Australia 'collar-bomb' accused Peters pleads guilty

Madeleine appeared outside court with her father, Bill: "Maddy won't have to endure the stress and anxiety of reliving that terrible night"

Related Stories

A man has pleaded guilty to breaking into a teenage girl's home and locking her to a fake bomb in Australia in August last year.

Paul Douglas Peters, 50, appeared via video-link in a Sydney court and his lawyer entered the plea on his behalf.

He was arrested in the United States last year and extradited to Australia to face charges for the incident, believed to be an attempt to extort money from the girl's family.

He will be sentenced later this month.

The charges stem from an ordeal endured by 18-year-old Madeleine Pulver on 3 August 2011.

Peters entered her bedroom in a wealthy Sydney suburb as she studied, attaching a device he said was a bomb to her neck.

A police squad spent 10 hours removing the device, which was later found to contain no explosives.

Peters, a successful international businessman, was later arrested in the US at the home of his ex-wife in Louisville, Kentucky. He did not fight the extradition, though his US lawyer had previously said he rejected the charges against him.

Paul Douglas Peters, 50, is booked at the Oldham County Jail in LaGrange, Kentucky, on 15 August 2011 over alleged involvement in the 'collar-bomb' hoax which targeted a Sydney teenager Peters was arrested in the US state of Kentucky and extradited to Australia to face charges

He did not attend a brief hearing at Parramatta Bail Court in Sydney last year, where charges of kidnapping, aggravated breaking and entering, and demanding money with menaces were filed against him.

He had not applied for bail since he was brought back to Australia and will remain in custody until the sentencing.

Outside the court on Thursday, his lawyer Kathy Crittenden told reporters Peters was "profoundly sorry".

Ms Pulver's father Bill - a businessman who has made millions from internet software - said the plea was a relief for the family.

"We are incredibly pleased with today's outcome. It is great comfort knowing Maddie won't have to endure the stress and anxiety of reliving the events of that terrible night," he told Australian media.

The Pulvers previously said they were mystified as to why they were targeted. They said they had never met Peters, although reports suggest he may once have worked for a company with links to the family.

More on This Story

Related Stories

The BBC is not responsible for the content of external Internet sites

More Asia-Pacific stories

RSS

Features & Analysis

  • French luxury Tea House, Mariage Freres display of tea pots Tea for tu

    France falls back in love with tea - but don't expect a British cuppa


  • Woman in swimming pool Green stuff

    The element that makes a familiar smell when mixed with urine


  • Female model's bottom in leopard skin trousers as she walks up the catwalkBum deal

    Why budget buttock ops can be bad for your health


  • The OfficeIn pictures

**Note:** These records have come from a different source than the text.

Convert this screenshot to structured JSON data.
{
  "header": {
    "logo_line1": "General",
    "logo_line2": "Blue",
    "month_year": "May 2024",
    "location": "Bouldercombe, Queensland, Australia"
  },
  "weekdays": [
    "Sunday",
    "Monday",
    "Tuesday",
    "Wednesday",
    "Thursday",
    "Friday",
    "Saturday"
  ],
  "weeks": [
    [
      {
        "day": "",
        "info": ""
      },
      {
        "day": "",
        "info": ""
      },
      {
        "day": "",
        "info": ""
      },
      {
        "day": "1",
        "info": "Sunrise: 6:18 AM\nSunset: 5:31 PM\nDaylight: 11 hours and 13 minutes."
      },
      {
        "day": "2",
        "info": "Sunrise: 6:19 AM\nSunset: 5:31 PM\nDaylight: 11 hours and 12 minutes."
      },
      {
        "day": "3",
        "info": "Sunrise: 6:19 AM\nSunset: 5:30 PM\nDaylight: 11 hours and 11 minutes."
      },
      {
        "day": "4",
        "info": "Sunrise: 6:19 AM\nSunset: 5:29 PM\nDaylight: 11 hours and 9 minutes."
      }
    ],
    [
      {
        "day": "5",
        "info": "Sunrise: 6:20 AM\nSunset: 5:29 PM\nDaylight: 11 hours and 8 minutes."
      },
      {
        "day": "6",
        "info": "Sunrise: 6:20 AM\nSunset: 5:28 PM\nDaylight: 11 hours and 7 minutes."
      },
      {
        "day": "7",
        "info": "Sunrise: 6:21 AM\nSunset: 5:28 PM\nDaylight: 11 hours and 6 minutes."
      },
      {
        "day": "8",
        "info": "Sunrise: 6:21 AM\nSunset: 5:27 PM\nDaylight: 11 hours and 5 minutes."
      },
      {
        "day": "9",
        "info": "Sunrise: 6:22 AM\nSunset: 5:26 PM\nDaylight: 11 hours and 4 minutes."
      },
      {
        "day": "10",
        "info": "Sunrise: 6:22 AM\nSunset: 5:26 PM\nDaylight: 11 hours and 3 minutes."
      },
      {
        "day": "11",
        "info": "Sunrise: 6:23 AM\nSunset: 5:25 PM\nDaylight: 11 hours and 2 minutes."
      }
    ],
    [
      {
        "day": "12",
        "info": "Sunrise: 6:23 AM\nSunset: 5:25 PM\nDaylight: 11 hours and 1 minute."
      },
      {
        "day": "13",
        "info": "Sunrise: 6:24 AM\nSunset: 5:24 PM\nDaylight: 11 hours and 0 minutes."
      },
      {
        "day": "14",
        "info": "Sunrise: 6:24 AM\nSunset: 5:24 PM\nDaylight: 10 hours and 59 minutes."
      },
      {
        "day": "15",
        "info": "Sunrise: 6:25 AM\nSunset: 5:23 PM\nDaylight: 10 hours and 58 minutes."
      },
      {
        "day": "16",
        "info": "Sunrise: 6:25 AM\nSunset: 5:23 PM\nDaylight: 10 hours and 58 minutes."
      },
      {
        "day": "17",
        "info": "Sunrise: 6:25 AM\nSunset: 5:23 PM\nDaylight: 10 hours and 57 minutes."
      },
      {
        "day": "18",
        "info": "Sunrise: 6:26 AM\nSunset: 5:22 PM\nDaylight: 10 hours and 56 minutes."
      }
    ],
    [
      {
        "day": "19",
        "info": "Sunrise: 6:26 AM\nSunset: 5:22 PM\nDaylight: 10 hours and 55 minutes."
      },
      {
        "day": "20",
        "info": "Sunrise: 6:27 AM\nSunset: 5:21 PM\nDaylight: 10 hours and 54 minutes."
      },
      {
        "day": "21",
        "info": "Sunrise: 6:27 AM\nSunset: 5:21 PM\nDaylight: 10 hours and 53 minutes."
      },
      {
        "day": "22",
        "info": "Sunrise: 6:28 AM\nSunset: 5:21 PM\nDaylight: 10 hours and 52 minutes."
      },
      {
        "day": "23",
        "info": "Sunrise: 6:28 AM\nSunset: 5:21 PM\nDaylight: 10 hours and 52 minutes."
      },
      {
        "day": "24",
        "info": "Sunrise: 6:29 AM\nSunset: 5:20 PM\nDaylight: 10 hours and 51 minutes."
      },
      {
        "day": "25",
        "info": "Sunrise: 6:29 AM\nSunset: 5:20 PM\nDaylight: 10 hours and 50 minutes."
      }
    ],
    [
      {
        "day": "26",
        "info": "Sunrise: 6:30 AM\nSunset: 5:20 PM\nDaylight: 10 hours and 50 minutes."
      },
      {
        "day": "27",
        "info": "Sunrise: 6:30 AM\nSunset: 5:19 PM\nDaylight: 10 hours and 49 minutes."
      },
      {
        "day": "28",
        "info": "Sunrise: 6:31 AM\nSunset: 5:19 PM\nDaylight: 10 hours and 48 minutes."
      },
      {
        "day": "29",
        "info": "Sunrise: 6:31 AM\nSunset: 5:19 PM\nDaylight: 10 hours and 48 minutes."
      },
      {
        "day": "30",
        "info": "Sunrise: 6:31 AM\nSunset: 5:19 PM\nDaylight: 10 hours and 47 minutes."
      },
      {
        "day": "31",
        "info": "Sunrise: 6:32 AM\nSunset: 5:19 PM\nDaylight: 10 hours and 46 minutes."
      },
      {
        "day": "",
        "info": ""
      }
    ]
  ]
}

    Fifty landmark shows from 50 years of BBC Two


Elsewhere on the BBC

  • ITChild's play

    It's never been easier for small businesses to get their message out to the world

Programmes

  • Tuna and avacadoThe Travel Show Watch

    Is Tokyo set to become the world's gourmet capital?

BBC © 2014 The BBC is not responsible for the content of external sites. Read more.

This page is best viewed in an up-to-date web browser with style sheets (CSS) enabled. While you will be able to view the content of this page in your current browser, you will not be able to get the full visual experience. Please consider upgrading your browser software or enabling style sheets (CSS) if you are able to do so.